After 3 failed attempts, I installed the Palm software without the Internet update, and it installed fine. After a reboot, a check of the Sling Player yielded an instant crash. Three more times with the same results (with a boot in-between each attempt).

Ugh.

Clearly Sling Player hadn’t moved on the disk, so it was unlikely that there was a bad spot on the disk where the app was installed. OK, perhaps memory related? I rebooted with a CD with a Linux Memtest86 app on it. 2 hours later, after 3 successful rotations of all of the memory tests, it would seem that I didn’t have a RAM problem.

I then ran a Windows XP “Checkdisk”, which can only be run on a fresh boot. It appears to check every sector of the disk, because after checking all “files”, it also checks all “free space”. All 5 “phases” passed without any errors.

So, the memory appears to be OK, and the disk appears to be OK, but somehow, the machine isn’t stable. This is with both Linux and Windows XP on it, so it can’t be as simple as “it’s the OS stupid”.

I tried running Sling again, and it loaded fine (after some more XP patches). It came up fine, and I was watching TV for roughly 30 minutes and then the machine halted again, with no new activity other than the continuation of the Sling session.

I gave up…

The only thing left to do, which smacks to me of “superstition”, but might end up working, is installing Windows 2000 on the machine. After all, the BIOS update specifically states that the random crashes are fixed on Windows 2000, not Windows XP (which isn’t mentioned, and therefore likely isn’t supported).

All that said, I also found used Dell Latitude L400’s for sale for $299 plus shipping. Seems like a high price to pay for such an outdated laptop, but it’s also a very nice “package” for what I want. Ideally, I’d buy an OQO or a Sony UX280P, and I probably just should bite the bullet, but they are so expensive relative to the L400 that I’m having a hard time justifying it…

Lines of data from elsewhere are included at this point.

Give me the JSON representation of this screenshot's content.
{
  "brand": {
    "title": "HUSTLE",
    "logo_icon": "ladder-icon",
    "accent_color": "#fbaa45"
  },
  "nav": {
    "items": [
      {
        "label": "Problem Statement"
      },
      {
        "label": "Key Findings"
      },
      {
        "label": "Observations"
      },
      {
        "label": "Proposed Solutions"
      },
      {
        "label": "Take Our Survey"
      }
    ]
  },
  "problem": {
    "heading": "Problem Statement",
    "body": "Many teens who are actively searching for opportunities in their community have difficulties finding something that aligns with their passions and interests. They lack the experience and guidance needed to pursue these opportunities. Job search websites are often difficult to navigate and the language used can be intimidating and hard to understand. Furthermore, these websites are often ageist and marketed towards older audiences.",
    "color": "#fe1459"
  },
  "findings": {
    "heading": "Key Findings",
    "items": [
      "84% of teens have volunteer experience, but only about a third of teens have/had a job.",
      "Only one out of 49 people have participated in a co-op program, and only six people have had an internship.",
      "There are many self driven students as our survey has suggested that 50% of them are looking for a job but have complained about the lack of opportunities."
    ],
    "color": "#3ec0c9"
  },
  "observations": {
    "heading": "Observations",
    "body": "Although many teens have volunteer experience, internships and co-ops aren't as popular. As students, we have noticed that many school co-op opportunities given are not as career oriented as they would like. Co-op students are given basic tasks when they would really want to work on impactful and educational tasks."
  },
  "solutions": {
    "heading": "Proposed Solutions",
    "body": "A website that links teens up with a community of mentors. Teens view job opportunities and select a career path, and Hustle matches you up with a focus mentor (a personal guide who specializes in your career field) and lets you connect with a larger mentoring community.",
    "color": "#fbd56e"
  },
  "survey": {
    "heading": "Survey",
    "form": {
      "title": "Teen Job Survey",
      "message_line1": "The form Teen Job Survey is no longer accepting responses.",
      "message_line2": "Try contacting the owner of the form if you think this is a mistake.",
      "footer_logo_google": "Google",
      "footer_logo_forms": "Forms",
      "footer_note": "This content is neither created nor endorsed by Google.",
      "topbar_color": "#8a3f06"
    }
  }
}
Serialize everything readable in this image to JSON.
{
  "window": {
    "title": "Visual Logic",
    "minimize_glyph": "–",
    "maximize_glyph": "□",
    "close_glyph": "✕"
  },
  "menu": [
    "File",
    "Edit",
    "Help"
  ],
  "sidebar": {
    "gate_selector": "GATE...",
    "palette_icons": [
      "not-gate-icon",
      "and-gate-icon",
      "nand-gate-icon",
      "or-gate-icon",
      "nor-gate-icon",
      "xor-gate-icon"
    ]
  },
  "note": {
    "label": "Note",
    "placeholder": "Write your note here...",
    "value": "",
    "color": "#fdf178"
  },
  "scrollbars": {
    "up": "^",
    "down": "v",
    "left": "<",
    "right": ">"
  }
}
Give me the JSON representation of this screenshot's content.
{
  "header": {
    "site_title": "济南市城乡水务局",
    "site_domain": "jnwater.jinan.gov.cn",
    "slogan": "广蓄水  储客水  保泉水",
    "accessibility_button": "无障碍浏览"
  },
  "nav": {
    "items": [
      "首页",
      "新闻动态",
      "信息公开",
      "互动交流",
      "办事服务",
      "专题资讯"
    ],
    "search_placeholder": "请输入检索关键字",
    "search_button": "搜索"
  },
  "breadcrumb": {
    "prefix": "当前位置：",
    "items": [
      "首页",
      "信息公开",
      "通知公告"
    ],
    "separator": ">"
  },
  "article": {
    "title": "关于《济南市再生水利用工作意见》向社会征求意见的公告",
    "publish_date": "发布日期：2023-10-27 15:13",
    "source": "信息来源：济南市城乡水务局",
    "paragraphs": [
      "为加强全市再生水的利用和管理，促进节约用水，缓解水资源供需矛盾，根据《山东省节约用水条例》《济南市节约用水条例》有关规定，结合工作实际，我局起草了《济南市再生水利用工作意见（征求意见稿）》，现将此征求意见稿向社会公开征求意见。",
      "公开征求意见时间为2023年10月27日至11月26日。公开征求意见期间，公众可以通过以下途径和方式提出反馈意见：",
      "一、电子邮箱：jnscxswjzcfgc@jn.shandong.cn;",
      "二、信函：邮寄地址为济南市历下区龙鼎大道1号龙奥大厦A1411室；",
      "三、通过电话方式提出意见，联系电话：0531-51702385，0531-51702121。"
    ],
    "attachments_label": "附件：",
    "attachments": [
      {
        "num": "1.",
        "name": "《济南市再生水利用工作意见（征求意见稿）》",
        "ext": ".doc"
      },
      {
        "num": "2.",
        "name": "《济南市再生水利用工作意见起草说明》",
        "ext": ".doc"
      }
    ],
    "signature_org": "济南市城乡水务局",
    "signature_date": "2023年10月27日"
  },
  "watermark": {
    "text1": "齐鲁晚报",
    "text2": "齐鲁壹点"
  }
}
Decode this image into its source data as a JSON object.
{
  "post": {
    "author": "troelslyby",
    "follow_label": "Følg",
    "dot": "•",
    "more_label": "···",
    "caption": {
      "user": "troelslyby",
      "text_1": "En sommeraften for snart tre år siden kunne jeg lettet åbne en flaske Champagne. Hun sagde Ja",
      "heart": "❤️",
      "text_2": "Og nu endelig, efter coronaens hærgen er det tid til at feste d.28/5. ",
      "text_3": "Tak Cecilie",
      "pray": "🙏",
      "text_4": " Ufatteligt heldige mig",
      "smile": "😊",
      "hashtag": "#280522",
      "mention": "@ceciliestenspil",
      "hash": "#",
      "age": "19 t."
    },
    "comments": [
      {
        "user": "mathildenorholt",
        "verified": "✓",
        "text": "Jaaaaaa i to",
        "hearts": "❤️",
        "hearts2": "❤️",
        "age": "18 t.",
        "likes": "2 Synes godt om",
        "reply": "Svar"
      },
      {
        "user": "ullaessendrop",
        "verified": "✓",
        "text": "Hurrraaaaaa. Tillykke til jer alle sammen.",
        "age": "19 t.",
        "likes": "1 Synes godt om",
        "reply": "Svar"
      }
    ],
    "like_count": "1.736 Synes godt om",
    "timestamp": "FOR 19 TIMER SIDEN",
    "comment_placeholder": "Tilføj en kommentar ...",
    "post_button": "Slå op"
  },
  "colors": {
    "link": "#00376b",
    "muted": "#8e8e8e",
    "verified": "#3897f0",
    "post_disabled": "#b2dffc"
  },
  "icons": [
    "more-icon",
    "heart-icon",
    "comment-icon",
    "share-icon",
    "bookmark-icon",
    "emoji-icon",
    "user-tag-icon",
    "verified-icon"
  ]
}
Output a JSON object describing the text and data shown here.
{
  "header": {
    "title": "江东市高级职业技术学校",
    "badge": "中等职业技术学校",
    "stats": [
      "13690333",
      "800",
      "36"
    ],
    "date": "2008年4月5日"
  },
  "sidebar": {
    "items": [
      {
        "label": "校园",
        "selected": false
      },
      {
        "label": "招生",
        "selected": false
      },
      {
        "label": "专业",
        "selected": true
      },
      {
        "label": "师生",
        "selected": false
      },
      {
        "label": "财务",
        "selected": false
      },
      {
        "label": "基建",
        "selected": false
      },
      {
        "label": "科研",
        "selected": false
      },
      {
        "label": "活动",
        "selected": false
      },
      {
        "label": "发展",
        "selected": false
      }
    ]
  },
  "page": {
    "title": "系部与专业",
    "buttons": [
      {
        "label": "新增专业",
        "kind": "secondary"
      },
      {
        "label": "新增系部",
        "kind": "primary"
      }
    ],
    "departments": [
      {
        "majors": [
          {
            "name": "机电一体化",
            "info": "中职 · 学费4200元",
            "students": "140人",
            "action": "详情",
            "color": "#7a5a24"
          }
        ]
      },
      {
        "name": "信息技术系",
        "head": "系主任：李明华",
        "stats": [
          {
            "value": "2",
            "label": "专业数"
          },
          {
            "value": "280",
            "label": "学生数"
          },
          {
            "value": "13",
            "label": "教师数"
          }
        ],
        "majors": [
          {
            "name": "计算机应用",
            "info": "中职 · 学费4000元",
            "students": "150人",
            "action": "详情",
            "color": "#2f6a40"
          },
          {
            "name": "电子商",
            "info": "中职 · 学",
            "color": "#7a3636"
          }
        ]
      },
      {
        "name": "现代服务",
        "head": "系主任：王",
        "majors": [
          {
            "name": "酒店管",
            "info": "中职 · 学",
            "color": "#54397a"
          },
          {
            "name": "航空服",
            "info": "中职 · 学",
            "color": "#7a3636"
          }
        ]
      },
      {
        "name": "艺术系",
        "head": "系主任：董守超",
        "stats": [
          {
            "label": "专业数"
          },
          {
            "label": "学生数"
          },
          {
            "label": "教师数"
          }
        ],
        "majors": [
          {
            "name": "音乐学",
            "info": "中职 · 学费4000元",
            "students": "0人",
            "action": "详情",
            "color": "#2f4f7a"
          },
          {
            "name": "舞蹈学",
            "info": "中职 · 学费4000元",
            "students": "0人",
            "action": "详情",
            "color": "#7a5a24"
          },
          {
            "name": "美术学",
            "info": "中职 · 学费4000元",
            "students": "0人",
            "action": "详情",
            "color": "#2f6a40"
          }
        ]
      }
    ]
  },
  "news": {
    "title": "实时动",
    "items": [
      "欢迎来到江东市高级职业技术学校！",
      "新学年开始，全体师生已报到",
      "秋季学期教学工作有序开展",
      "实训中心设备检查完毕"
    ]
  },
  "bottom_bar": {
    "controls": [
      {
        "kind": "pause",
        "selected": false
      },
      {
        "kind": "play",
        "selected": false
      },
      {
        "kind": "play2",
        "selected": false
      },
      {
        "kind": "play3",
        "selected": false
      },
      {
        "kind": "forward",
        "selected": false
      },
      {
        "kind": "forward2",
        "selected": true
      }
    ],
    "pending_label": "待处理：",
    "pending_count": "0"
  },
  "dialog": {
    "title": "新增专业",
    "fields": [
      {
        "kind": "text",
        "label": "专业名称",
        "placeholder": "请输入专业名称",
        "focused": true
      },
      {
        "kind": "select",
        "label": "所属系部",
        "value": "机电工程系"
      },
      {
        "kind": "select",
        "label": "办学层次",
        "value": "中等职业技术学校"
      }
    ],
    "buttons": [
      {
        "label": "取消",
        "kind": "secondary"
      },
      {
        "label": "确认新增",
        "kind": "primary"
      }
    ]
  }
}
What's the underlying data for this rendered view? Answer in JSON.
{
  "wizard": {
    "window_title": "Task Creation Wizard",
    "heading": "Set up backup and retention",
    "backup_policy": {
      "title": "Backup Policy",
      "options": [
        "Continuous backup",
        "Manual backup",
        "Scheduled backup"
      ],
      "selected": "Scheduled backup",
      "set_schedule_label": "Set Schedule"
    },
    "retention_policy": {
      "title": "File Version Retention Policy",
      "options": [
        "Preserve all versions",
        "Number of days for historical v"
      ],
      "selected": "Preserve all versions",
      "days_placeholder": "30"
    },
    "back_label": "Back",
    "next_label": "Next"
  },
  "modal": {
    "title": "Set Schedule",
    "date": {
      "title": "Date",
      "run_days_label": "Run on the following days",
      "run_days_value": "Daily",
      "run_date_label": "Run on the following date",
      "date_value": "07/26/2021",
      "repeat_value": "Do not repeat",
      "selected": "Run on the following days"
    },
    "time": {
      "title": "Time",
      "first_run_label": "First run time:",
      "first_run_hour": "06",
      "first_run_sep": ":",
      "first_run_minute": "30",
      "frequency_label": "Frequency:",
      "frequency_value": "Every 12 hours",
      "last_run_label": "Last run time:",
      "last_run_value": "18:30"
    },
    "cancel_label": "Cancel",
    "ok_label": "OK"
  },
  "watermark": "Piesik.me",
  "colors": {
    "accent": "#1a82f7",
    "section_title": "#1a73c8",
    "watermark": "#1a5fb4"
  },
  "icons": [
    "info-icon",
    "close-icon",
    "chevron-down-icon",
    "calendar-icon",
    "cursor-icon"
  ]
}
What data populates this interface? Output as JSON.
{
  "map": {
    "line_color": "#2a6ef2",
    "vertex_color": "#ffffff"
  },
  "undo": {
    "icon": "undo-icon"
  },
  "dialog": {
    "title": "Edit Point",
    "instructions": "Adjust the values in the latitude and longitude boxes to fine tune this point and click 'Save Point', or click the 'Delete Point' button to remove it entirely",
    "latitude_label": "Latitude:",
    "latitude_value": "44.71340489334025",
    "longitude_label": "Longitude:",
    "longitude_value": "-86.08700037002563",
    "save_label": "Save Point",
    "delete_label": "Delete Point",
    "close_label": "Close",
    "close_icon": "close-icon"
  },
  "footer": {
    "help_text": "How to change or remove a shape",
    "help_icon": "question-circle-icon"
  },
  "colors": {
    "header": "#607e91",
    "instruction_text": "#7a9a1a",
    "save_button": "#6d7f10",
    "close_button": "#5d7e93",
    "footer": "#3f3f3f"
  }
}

Anyway, for now, I’ll just suffer along (after trying the Windows 2000 install, of course) 😉